Jurors watched the video during a four-day trial and deliberated two days before declaring they were solidly split about his guilt or innocence.
Prosecutors had the option of asking for a second trial, but Deputy District Attorney Matt Hubley instead sought to have the case dismissed.
Hubley said his decision was influenced by strong juror sentiment on both sides of the issue coupled with the fact that there was no new evidence to present.
"The motion to dismiss is granted," Commissioner Anthony Wheeldin told Wood, who stood beside his lawyer, Ben Adams. "The matter is over. Bail is exonerated."
Outside court, Wood, 34, an Army reservist, said he felt vindicated.
"Just because an officer has a badge doesn't mean he's always right," Wood said.
The 96-second video of police breaking into Wood's apartment and shooting him three times with electric stun guns sparked widespread community debate. One copy of the video posted on YouTube received 350,000 hits.
Some argued officers violated the sanctity of Wood's home while others said police had an obligation to check for domestic violence.
In the video of the May 10 incident, officers appear outside Wood's front window and ask to speak to someone inside. They were responding to a neighbor's report of a man yelling at a woman on a back patio, according to testimony.
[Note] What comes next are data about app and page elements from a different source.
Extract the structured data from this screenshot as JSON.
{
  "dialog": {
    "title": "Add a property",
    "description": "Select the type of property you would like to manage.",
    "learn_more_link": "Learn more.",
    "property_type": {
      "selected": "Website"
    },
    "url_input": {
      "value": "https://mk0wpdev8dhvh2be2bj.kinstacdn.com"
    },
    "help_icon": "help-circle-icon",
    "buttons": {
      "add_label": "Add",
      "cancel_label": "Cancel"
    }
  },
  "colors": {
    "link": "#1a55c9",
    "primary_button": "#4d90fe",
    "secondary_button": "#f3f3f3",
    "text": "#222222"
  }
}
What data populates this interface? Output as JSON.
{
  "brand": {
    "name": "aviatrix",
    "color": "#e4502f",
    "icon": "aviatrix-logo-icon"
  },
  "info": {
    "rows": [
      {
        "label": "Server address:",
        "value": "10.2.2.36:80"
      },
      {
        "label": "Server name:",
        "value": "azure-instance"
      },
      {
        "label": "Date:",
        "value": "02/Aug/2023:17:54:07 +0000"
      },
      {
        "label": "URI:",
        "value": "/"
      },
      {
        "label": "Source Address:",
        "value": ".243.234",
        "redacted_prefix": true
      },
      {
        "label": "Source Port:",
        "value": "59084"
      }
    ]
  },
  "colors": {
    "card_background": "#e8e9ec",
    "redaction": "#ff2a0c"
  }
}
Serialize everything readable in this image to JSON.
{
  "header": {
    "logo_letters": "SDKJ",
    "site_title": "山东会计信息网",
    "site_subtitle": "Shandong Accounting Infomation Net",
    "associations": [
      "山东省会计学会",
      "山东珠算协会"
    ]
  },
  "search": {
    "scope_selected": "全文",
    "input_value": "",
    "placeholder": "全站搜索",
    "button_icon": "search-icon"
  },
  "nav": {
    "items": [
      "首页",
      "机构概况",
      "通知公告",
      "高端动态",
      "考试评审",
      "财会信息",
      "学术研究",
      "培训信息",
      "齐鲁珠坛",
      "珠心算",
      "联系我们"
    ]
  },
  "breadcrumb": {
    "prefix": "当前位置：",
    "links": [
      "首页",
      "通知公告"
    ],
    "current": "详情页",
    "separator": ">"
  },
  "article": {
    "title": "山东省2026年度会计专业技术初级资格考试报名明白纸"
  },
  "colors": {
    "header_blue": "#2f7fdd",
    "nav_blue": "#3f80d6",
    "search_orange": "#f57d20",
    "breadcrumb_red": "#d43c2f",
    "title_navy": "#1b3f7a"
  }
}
Wood and his wife talk through the glass, indicating there is no domestic violence. A third occupant tells police they won't come out because "we don't live in a police state, sir."